A more accurate sales forecast means more money in your pocket. According to just-published report, “Better Sales Forecasting Through Process and Technology,” authored by Peter Ostrow, a vice president and group director at research technology firm Aberdeen Group, best-in-class companies averaged 17.8 percent year-over-year revenue growth using sales forecasting technologies, when compared with industry average companies, at 8.4 percent growth, and laggard companies, which only experienced 0.2 percent growth.
Out of the 144 end-user organizations that Aberdeen surveyed about sales forecasting effectiveness, best-in-class companies shared some of these attributes: 81 percent use performance dashboards to track goal vs. actual sales data; 78 percent have a formal definition of progressive sales stages to weigh sales forecasts; and 75 percent add external social media content to the forecasting process.
When respondents were asked what the greatest barrier to accurate sales pipeline predictions was, it had a lot to do with data. The top challenge was insufficiently entering data and information into their CRM system. While most of the sales organizations reported using CRM systems to track current opportunities in their pipeline, the best performers used those historical benchmarks to increasingly factor in additional weighting measures, and had also come up with formal definitions for sales stage progression, ie. prospect, opportunity, etc.
According to Dublin-based Nimble Apps, a publisher of online professional software, sales teams are far too optimistic when it comes to their pipelines. After studying 144,817 closed opportunities with sales cycles of 75 to 250 days over the course of five years, it was found that on average, it takes 22 percent longer for sales teams to win an opportunity than originally expected.
In order to improve sales forecast accuracy, managers must be able to leverage historical data found in their CRM to develop a more accurate forecast. But, as the Aberdeen report points out, best-in-class companies are also looking to external social data and its effects on the forecast process, which, relatively speaking, is still an emergent area for sales organizations.
“Using the data generated by social media to refine sales forecasts is enticing,” comments Nimble Apps CEO Thomas Oriol. “It is also very difficult in the context of B2B dialogues, where understatements can be as valuable as raw content. We are exploring selected ways to use social media traffic for forecasting purposes, but we think there are lower hanging fruits, like the historical data already stored in CRM software.”
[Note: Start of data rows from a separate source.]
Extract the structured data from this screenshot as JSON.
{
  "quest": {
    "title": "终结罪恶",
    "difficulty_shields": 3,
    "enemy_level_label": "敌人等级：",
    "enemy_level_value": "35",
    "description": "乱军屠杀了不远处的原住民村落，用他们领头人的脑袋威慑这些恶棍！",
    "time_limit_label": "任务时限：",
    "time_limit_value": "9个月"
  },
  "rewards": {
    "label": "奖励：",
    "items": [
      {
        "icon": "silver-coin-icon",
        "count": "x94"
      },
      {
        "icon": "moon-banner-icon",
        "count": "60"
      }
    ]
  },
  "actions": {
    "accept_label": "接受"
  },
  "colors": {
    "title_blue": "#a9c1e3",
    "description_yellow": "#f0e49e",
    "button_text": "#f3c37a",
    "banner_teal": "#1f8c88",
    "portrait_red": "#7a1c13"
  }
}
In order for B2B companies to produce more accurate sales forecasts, Nimble Apps says it’s important to focus on the right sales performance indicators and to identify meaningful early warning signs. It’s also key to measure your pipeline dynamic, the company says, by determining pipeline stage durations and closing probabilities by pipeline stage, in addition to calculating your daily closing rate. Likewise, Aberdeen noted that it’s important to provide leaders in marketing, service, supply chain, human resources, and other lines-of-business with access to data and information surrounding the sales forecast.